These tremendous efforts are yet another example of the significant work that has been progressed across our entire College; from Policy and Strategic Partnerships, Corporate Services, and Education and Training, in what has been a far from ordinary year. My sincere thanks to all involved.

While COVID-19 has required changes to examination arrangements this year, so too will the College’s Annual scientific Meeting (ASM) look a bit different. For the first time ever, we will be hosting this important annual gathering ‘virtually’, from 24 to 27 November.

With the program now live online, please take a look, and register for what will undoubtedly be a unique and memorable event. Despite the physical distance and the virtual format of our ASM, we have an important opportunity to learn, connect, socialise, interact and catch up with colleagues.
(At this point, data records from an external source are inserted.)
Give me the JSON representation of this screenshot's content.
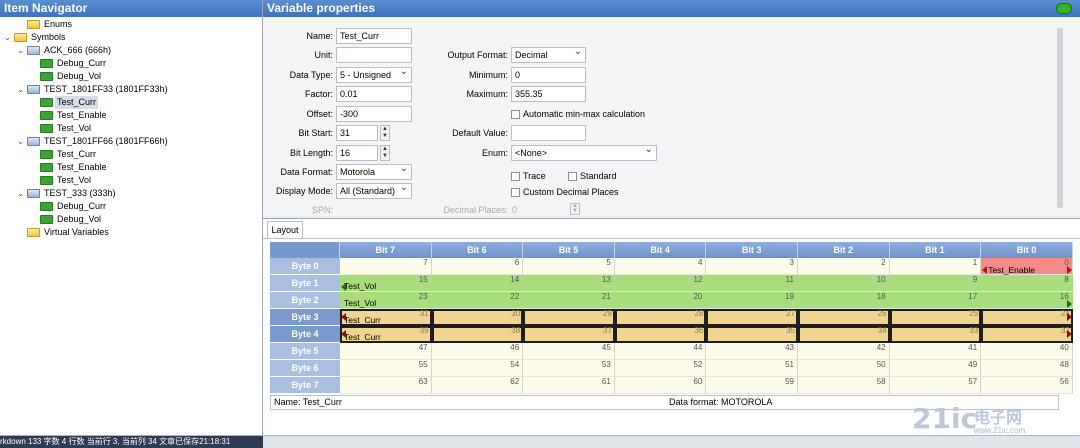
{
  "navigator": {
    "title": "Item Navigator",
    "tree": [
      {
        "label": "Enums",
        "icon": "folder-icon",
        "level": 1,
        "expander": ""
      },
      {
        "label": "Symbols",
        "icon": "folder-icon",
        "level": 0,
        "expander": "⌄"
      },
      {
        "label": "ACK_666 (666h)",
        "icon": "message-icon",
        "level": 1,
        "expander": "⌄"
      },
      {
        "label": "Debug_Curr",
        "icon": "signal-icon",
        "level": 2,
        "expander": ""
      },
      {
        "label": "Debug_Vol",
        "icon": "signal-icon",
        "level": 2,
        "expander": ""
      },
      {
        "label": "TEST_1801FF33 (1801FF33h)",
        "icon": "message-icon",
        "level": 1,
        "expander": "⌄"
      },
      {
        "label": "Test_Curr",
        "icon": "signal-icon",
        "level": 2,
        "expander": "",
        "selected": true
      },
      {
        "label": "Test_Enable",
        "icon": "signal-icon",
        "level": 2,
        "expander": ""
      },
      {
        "label": "Test_Vol",
        "icon": "signal-icon",
        "level": 2,
        "expander": ""
      },
      {
        "label": "TEST_1801FF66 (1801FF66h)",
        "icon": "message-icon",
        "level": 1,
        "expander": "⌄"
      },
      {
        "label": "Test_Curr",
        "icon": "signal-icon",
        "level": 2,
        "expander": ""
      },
      {
        "label": "Test_Enable",
        "icon": "signal-icon",
        "level": 2,
        "expander": ""
      },
      {
        "label": "Test_Vol",
        "icon": "signal-icon",
        "level": 2,
        "expander": ""
      },
      {
        "label": "TEST_333 (333h)",
        "icon": "message-icon",
        "level": 1,
        "expander": "⌄"
      },
      {
        "label": "Debug_Curr",
        "icon": "signal-icon",
        "level": 2,
        "expander": ""
      },
      {
        "label": "Debug_Vol",
        "icon": "signal-icon",
        "level": 2,
        "expander": ""
      },
      {
        "label": "Virtual Variables",
        "icon": "folder-icon",
        "level": 1,
        "expander": ""
      }
    ]
  },
  "props": {
    "title": "Variable properties",
    "name": {
      "label": "Name:",
      "value": "Test_Curr"
    },
    "unit": {
      "label": "Unit:",
      "value": ""
    },
    "data_type": {
      "label": "Data Type:",
      "value": "5 - Unsigned"
    },
    "factor": {
      "label": "Factor:",
      "value": "0.01"
    },
    "offset": {
      "label": "Offset:",
      "value": "-300"
    },
    "bit_start": {
      "label": "Bit Start:",
      "value": "31"
    },
    "bit_length": {
      "label": "Bit Length:",
      "value": "16"
    },
    "data_format": {
      "label": "Data Format:",
      "value": "Motorola"
    },
    "display_mode": {
      "label": "Display Mode:",
      "value": "All (Standard)"
    },
    "spn": {
      "label": "SPN:",
      "value": ""
    },
    "output_format": {
      "label": "Output Format:",
      "value": "Decimal"
    },
    "minimum": {
      "label": "Minimum:",
      "value": "0"
    },
    "maximum": {
      "label": "Maximum:",
      "value": "355.35"
    },
    "auto_minmax": {
      "label": "Automatic min-max calculation",
      "checked": false
    },
    "default_value": {
      "label": "Default Value:",
      "value": ""
    },
    "enum": {
      "label": "Enum:",
      "value": "<None>"
    },
    "trace": {
      "label": "Trace",
      "checked": false
    },
    "standard": {
      "label": "Standard",
      "checked": false
    },
    "custom_decimal": {
      "label": "Custom Decimal Places",
      "checked": false
    },
    "decimal_places": {
      "label": "Decimal Places:",
      "value": "0"
    }
  },
  "layout": {
    "tab_label": "Layout",
    "bit_headers": [
      "Bit 7",
      "Bit 6",
      "Bit 5",
      "Bit 4",
      "Bit 3",
      "Bit 2",
      "Bit 1",
      "Bit 0"
    ],
    "bytes": [
      {
        "label": "Byte 0",
        "bits": [
          "7",
          "6",
          "5",
          "4",
          "3",
          "2",
          "1",
          "0"
        ]
      },
      {
        "label": "Byte 1",
        "bits": [
          "15",
          "14",
          "13",
          "12",
          "11",
          "10",
          "9",
          "8"
        ]
      },
      {
        "label": "Byte 2",
        "bits": [
          "23",
          "22",
          "21",
          "20",
          "19",
          "18",
          "17",
          "16"
        ]
      },
      {
        "label": "Byte 3",
        "bits": [
          "31",
          "30",
          "29",
          "28",
          "27",
          "26",
          "25",
          "24"
        ]
      },
      {
        "label": "Byte 4",
        "bits": [
          "39",
          "38",
          "37",
          "36",
          "35",
          "34",
          "33",
          "32"
        ]
      },
      {
        "label": "Byte 5",
        "bits": [
          "47",
          "46",
          "45",
          "44",
          "43",
          "42",
          "41",
          "40"
        ]
      },
      {
        "label": "Byte 6",
        "bits": [
          "55",
          "54",
          "53",
          "52",
          "51",
          "50",
          "49",
          "48"
        ]
      },
      {
        "label": "Byte 7",
        "bits": [
          "63",
          "62",
          "61",
          "60",
          "59",
          "58",
          "57",
          "56"
        ]
      }
    ],
    "signal_labels": {
      "test_enable": "Test_Enable",
      "test_vol_1": "Test_Vol",
      "test_vol_2": "Test_Vol",
      "test_curr_1": "Test_Curr",
      "test_curr_2": "Test_Curr"
    },
    "colors": {
      "vol": "#a9dc7c",
      "curr": "#f0d48f",
      "enable": "#f48a8a"
    },
    "footer_name": "Name: Test_Curr",
    "footer_format": "Data format: MOTOROLA"
  },
  "status": {
    "text": "rkdown  133 字数  4 行数  当前行 3, 当前列 34  文章已保存21:18:31"
  },
  "watermark": {
    "num": "21ic",
    "cn": "电子网",
    "sub": "www.21ic.com"
  }
}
I’m certain we will all enjoy a bit of down time.

Also scheduled to be held through virtual means for the first time will be the College’s Annual General Meeting (AGM), which will be held at 18:00 (AEDT) on Wednesday, 21 October 2020.  Notice regarding the AGM has been sent to all members via email.  Any members who have not received the notice, or who have any questions in regard to the details of the meeting, should email the College through [email protected] .

Thank you all again for your efforts.

Kia kaha,

Dr John Bonning
ACEM President